* _EXERCISE REQUIREMENTS_
Each record is to be repeated exactly as it stands below.

* _RECORDS SUPPLIED_
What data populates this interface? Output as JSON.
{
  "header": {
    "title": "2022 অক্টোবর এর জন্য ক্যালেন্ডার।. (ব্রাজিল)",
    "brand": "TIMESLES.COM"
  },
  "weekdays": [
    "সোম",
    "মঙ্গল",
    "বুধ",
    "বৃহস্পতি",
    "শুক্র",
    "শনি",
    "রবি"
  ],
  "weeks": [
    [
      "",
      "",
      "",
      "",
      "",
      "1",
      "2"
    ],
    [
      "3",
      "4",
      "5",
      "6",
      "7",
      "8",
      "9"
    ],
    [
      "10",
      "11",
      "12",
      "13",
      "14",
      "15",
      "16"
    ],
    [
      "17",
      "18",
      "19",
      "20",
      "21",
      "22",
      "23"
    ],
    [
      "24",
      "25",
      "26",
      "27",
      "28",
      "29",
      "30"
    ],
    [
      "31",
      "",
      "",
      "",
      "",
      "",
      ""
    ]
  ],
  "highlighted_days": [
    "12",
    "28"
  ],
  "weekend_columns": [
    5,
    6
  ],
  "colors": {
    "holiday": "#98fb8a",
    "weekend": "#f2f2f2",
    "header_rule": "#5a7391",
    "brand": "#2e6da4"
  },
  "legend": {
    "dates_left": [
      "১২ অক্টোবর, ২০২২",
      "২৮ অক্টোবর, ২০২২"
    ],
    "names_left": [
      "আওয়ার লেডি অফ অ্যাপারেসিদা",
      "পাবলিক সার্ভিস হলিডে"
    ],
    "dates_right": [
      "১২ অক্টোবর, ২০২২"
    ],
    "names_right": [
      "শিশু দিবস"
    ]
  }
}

* _ANSWER SECTION_
What data populates this interface? Output as JSON.
{
  "header": {
    "title": "2022 অক্টোবর এর জন্য ক্যালেন্ডার।. (ব্রাজিল)",
    "brand": "TIMESLES.COM"
  },
  "weekdays": [
    "সোম",
    "মঙ্গল",
    "বুধ",
    "বৃহস্পতি",
    "শুক্র",
    "শনি",
    "রবি"
  ],
  "weeks": [
    [
      "",
      "",
      "",
      "",
      "",
      "1",
      "2"
    ],
    [
      "3",
      "4",
      "5",
      "6",
      "7",
      "8",
      "9"
    ],
    [
      "10",
      "11",
      "12",
      "13",
      "14",
      "15",
      "16"
    ],
    [
      "17",
      "18",
      "19",
      "20",
      "21",
      "22",
      "23"
    ],
    [
      "24",
      "25",
      "26",
      "27",
      "28",
      "29",
      "30"
    ],
    [
      "31",
      "",
      "",
      "",
      "",
      "",
      ""
    ]
  ],
  "highlighted_days": [
    "12",
    "28"
  ],
  "weekend_columns": [
    5,
    6
  ],
  "colors": {
    "holiday": "#98fb8a",
    "weekend": "#f2f2f2",
    "header_rule": "#5a7391",
    "brand": "#2e6da4"
  },
  "legend": {
    "dates_left": [
      "১২ অক্টোবর, ২০২২",
      "২৮ অক্টোবর, ২০২২"
    ],
    "names_left": [
      "আওয়ার লেডি অফ অ্যাপারেসিদা",
      "পাবলিক সার্ভিস হলিডে"
    ],
    "dates_right": [
      "১২ অক্টোবর, ২০২২"
    ],
    "names_right": [
      "শিশু দিবস"
    ]
  }
}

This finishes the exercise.